(Website and app data records)
Start of Block
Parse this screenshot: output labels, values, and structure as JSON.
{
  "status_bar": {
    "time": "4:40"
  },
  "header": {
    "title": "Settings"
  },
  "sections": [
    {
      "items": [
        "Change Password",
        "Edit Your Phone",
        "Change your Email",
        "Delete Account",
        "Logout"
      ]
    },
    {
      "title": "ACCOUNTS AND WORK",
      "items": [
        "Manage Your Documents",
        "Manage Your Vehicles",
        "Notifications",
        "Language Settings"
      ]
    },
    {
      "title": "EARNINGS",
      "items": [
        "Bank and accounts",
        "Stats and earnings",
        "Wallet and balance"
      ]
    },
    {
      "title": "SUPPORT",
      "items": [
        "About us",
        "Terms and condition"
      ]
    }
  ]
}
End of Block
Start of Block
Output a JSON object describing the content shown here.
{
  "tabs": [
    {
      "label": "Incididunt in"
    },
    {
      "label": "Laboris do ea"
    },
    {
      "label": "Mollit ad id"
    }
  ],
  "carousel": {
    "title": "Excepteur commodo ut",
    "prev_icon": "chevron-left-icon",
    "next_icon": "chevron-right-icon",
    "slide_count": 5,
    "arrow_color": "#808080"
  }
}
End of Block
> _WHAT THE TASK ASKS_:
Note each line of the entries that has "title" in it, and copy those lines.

> _SOLUTION FOR THIS PROBLEM_:
    "title": "Settings"
      "title": "ACCOUNTS AND WORK",
      "title": "EARNINGS",
      "title": "SUPPORT",
    "title": "Excepteur commodo ut",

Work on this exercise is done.